There are many common terms that have different meanings when put into the context of computers. To most people, “monitor” means to keep an eye on something, but to us IT Guys, its a display device. “Legacy” is another one of those terms; in the computer world, it is a nice way of saying “obsolete.” I learned this at a previous support job where the company pushed and pushed for its customers to upgrade (and spend more money on) the Latest and Greatest version of their software, but there were plenty of hangers-on that were content to use older versions. That’s the way it was, it worked, and they liked it.
Eventually, a new service pack or new version of Windows would come along that would completely break the software, and there wasn’t much else we could tell those guys besides “well, you need to upgrade.” The customers would get mad and stomp their feet and demand that we fix it right away, but 95% of the time, that wasn’t going to happen. If the customer didn’t upgrade, they were out of luck. On a certain level, I can understand the desire to not change something that works (heck, I still use Microsoft Money 2000 and WinAmp 2.9), but at the same time, nearly all computer software will eventually go off into the night of obsolescence because eventually the developer will decide that it isn’t worth the expense of continuing development and support.
One common customer response I would hear (and still do) to this situation was that we were awful people that wanted them to spend more money. To that, I say: I’m sorry, but this is a BUSINESS, it exists to create a product, provide a service, and make money. If we don’t make money by releasing new products and lose money by devoting too many resources to old software, we go out of business and all lose our jobs. Yeah, it royally sucks for users (I myself had a printer that was ‘orphaned’ when Windows Vista came around) but it is a necessary part of the software “circle of life.”
At least that’s how it should work, but instead, many companies insist on continuing to support outdated software, and continue to sell it in many cases. The end result is that tech support gets driven bonkers trying to support the old stuff on top of all the new stuff that comes out and it can get overwhelming. It also results in poorer customer service because techs have to take extra customer time to dig into knowledgebases and ask senior techs about programs that were written for Windows 95.

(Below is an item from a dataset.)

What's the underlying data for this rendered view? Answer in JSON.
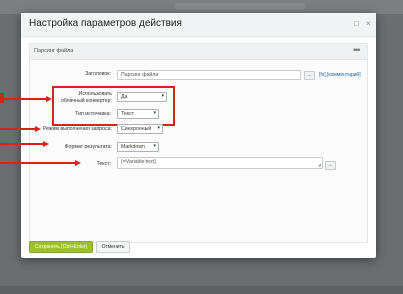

This is one of the few things I love about Apple. Instead of letting software linger around and stink up the place like old cheese, they have the cojones to tell their customers that the bar is closing, its lights out, so go to the newer nicer bar down the street or go home. They did it when they nuked support for ‘classic’ Mac applications in Leopard, and again by no longer supporting PowerPC applications in Lion. In both cases they waited until four years until after the product was discontinued before pulling the plug and did not hesitate to do so.
In the short term, yes, some customers will be upset and some will go to competitors, but in the long-term, the company can continue to move forward as opposed to having the dead weight of zombie software hanging around their necks like an albatross. I guess we can put this in the “painfully obvious observation that senior management never gets” file. I can’t wait to see what happens when Windows XP support goes away in 2014…or maybe I can.